Material provided: Begin

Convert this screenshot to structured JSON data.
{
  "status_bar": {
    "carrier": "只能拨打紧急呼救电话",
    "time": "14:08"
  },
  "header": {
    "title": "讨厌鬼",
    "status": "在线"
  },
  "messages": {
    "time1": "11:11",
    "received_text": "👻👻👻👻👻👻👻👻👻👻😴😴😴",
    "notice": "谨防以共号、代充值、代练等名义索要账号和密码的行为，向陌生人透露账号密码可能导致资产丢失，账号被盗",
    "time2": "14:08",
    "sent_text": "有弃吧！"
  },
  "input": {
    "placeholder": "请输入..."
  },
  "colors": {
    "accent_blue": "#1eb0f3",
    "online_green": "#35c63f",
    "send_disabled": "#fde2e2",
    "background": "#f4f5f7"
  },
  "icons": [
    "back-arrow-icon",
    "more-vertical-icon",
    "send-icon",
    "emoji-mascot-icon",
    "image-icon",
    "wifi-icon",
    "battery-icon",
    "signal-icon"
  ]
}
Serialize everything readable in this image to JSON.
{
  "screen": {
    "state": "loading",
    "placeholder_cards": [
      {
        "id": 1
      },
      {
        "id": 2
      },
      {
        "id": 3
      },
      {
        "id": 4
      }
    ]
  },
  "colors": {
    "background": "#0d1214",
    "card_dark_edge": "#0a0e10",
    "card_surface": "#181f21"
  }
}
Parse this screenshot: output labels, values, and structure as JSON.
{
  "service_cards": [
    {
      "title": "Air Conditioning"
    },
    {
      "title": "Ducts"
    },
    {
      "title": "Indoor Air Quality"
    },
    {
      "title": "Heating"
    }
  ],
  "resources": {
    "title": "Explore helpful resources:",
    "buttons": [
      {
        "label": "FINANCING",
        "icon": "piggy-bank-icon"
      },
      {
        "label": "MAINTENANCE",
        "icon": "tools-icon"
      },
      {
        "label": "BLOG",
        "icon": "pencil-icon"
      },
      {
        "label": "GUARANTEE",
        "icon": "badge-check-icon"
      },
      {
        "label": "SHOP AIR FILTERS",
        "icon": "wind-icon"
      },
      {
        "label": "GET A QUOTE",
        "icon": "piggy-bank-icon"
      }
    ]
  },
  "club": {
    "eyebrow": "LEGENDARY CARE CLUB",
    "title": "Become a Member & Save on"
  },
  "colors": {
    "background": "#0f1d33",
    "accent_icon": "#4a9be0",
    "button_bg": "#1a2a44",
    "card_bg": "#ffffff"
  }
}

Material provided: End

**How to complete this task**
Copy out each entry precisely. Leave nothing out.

**Solution for this problem**
Convert this screenshot to structured JSON data.
{
  "status_bar": {
    "carrier": "只能拨打紧急呼救电话",
    "time": "14:08"
  },
  "header": {
    "title": "讨厌鬼",
    "status": "在线"
  },
  "messages": {
    "time1": "11:11",
    "received_text": "👻👻👻👻👻👻👻👻👻👻😴😴😴",
    "notice": "谨防以共号、代充值、代练等名义索要账号和密码的行为，向陌生人透露账号密码可能导致资产丢失，账号被盗",
    "time2": "14:08",
    "sent_text": "有弃吧！"
  },
  "input": {
    "placeholder": "请输入..."
  },
  "colors": {
    "accent_blue": "#1eb0f3",
    "online_green": "#35c63f",
    "send_disabled": "#fde2e2",
    "background": "#f4f5f7"
  },
  "icons": [
    "back-arrow-icon",
    "more-vertical-icon",
    "send-icon",
    "emoji-mascot-icon",
    "image-icon",
    "wifi-icon",
    "battery-icon",
    "signal-icon"
  ]
}
Serialize everything readable in this image to JSON.
{
  "screen": {
    "state": "loading",
    "placeholder_cards": [
      {
        "id": 1
      },
      {
        "id": 2
      },
      {
        "id": 3
      },
      {
        "id": 4
      }
    ]
  },
  "colors": {
    "background": "#0d1214",
    "card_dark_edge": "#0a0e10",
    "card_surface": "#181f21"
  }
}
Parse this screenshot: output labels, values, and structure as JSON.
{
  "service_cards": [
    {
      "title": "Air Conditioning"
    },
    {
      "title": "Ducts"
    },
    {
      "title": "Indoor Air Quality"
    },
    {
      "title": "Heating"
    }
  ],
  "resources": {
    "title": "Explore helpful resources:",
    "buttons": [
      {
        "label": "FINANCING",
        "icon": "piggy-bank-icon"
      },
      {
        "label": "MAINTENANCE",
        "icon": "tools-icon"
      },
      {
        "label": "BLOG",
        "icon": "pencil-icon"
      },
      {
        "label": "GUARANTEE",
        "icon": "badge-check-icon"
      },
      {
        "label": "SHOP AIR FILTERS",
        "icon": "wind-icon"
      },
      {
        "label": "GET A QUOTE",
        "icon": "piggy-bank-icon"
      }
    ]
  },
  "club": {
    "eyebrow": "LEGENDARY CARE CLUB",
    "title": "Become a Member & Save on"
  },
  "colors": {
    "background": "#0f1d33",
    "accent_icon": "#4a9be0",
    "button_bg": "#1a2a44",
    "card_bg": "#ffffff"
  }
}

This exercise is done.